And here is where I run into my biggest problem with Lepucki’s novel: Frida is exceptionally weak. She appears primarily driven largely by biological urges of sex motherhood, and the memories of her brother. Much of the novel rests on her apparent need for seeking safety and solace in either her brother or in Cal (the latter who is equally weak-willed). Frida and Cal allow much to happen to them and don’t seem to have much ability to direct events in the novel, and despite questioning themselves seem incapable of actually questioning one another adequately to avoid those misunderstandings that help drive the plot.

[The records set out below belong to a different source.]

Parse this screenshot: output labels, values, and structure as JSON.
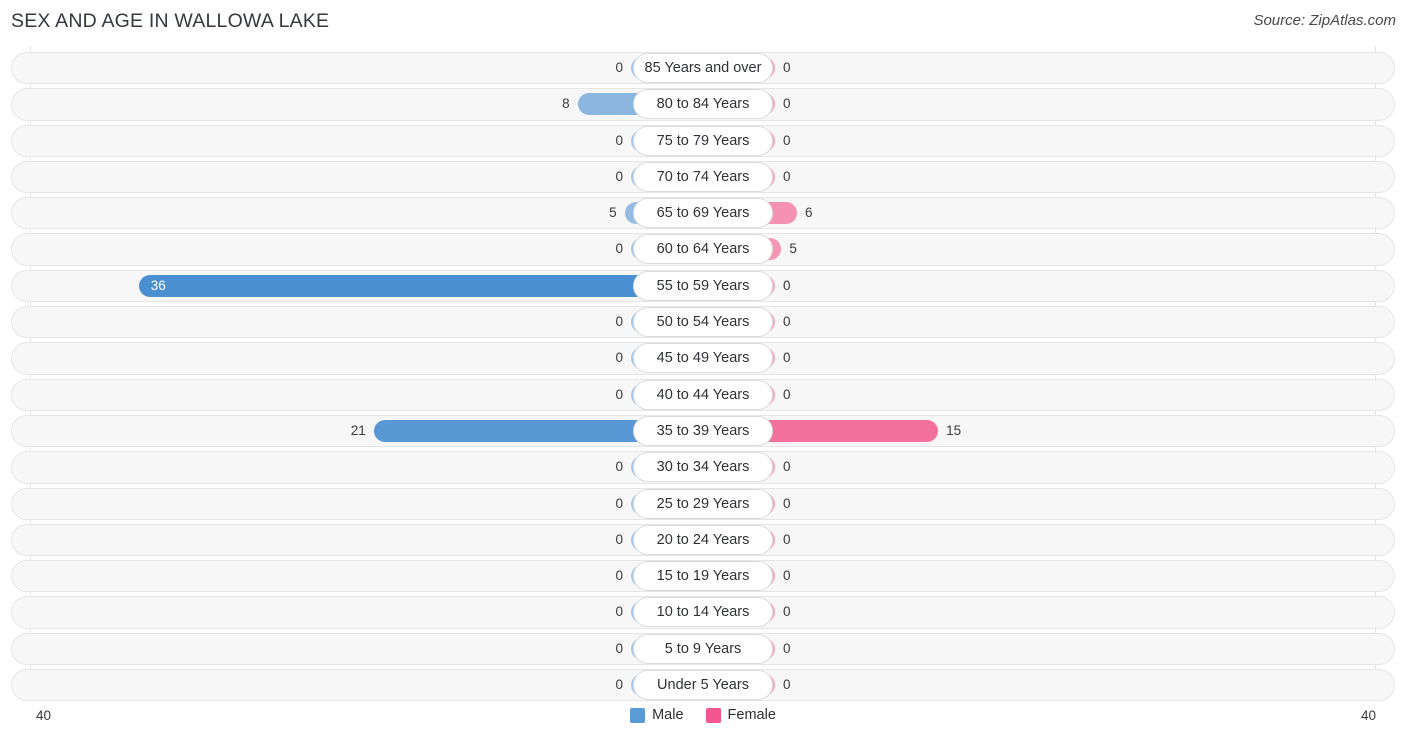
{
  "header": {
    "title": "SEX AND AGE IN WALLOWA LAKE",
    "source": "Source: ZipAtlas.com"
  },
  "legend": {
    "male_label": "Male",
    "female_label": "Female",
    "male_color": "#5b9bd5",
    "female_color": "#f4578f"
  },
  "axis": {
    "left_max": "40",
    "right_max": "40"
  },
  "colors": {
    "male_min": "#a8c8e8",
    "male_max": "#4a8fd0",
    "female_min": "#f7a8c0",
    "female_max": "#f04a86",
    "track_bg": "#f7f7f7",
    "track_border": "#e6e6e6",
    "gridline": "#e2e2e2",
    "pill_bg": "#ffffff",
    "pill_border": "#dcdcdc"
  },
  "chart_data": {
    "type": "bar",
    "subtype": "population-pyramid",
    "title": "SEX AND AGE IN WALLOWA LAKE",
    "xlabel": "",
    "ylabel": "",
    "xlim": [
      40,
      40
    ],
    "axis_max": 40,
    "grid": true,
    "legend_position": "bottom-center",
    "categories": [
      "85 Years and over",
      "80 to 84 Years",
      "75 to 79 Years",
      "70 to 74 Years",
      "65 to 69 Years",
      "60 to 64 Years",
      "55 to 59 Years",
      "50 to 54 Years",
      "45 to 49 Years",
      "40 to 44 Years",
      "35 to 39 Years",
      "30 to 34 Years",
      "25 to 29 Years",
      "20 to 24 Years",
      "15 to 19 Years",
      "10 to 14 Years",
      "5 to 9 Years",
      "Under 5 Years"
    ],
    "series": [
      {
        "name": "Male",
        "color": "#5b9bd5",
        "values": [
          0,
          8,
          0,
          0,
          5,
          0,
          36,
          0,
          0,
          0,
          21,
          0,
          0,
          0,
          0,
          0,
          0,
          0
        ]
      },
      {
        "name": "Female",
        "color": "#f4578f",
        "values": [
          0,
          0,
          0,
          0,
          6,
          5,
          0,
          0,
          0,
          0,
          15,
          0,
          0,
          0,
          0,
          0,
          0,
          0
        ]
      }
    ]
  }
}
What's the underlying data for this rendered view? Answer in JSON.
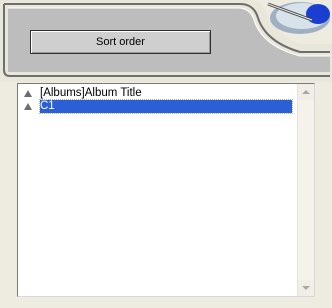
{
  "header": {
    "sort_order_label": "Sort order"
  },
  "list": {
    "items": [
      {
        "label": "[Albums]Album Title",
        "icon": "sort-ascending-icon",
        "selected": false
      },
      {
        "label": "C1",
        "icon": "sort-ascending-icon",
        "selected": true
      }
    ]
  },
  "colors": {
    "selection": "#2b5fd6",
    "panel": "#eeebe0"
  }
}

With Frida being so defined as a character by the men around her and her biological circumstances I was rather surprised to find the novel is written by a woman. And I’m honestly equally puzzled by how strongly many female reviewers have loved this book. After reading a few misogynistic comments directed at Frida relatively early in the novel I considered abandoning it. I wrote a colleague about this and she told me that she had abandoned reading California for the same feelings.
The end of the novel is dark and discomforting in terms of its plot, leading me to wonder if this is simply the whole point of the novel, to tell a story about a pair of characters who are unlikable and doomed in their faults. Yet, whether written intentionally to convey these kinds of interpretations and reactions I had, or not, I simply didn’t find California that notable of an addition to the rather over-crowded post-apocalyptic field.
Disclaimer: I received a free advanced electronic reading copy of this from the publisher via NetGalley in exchange for an honest review.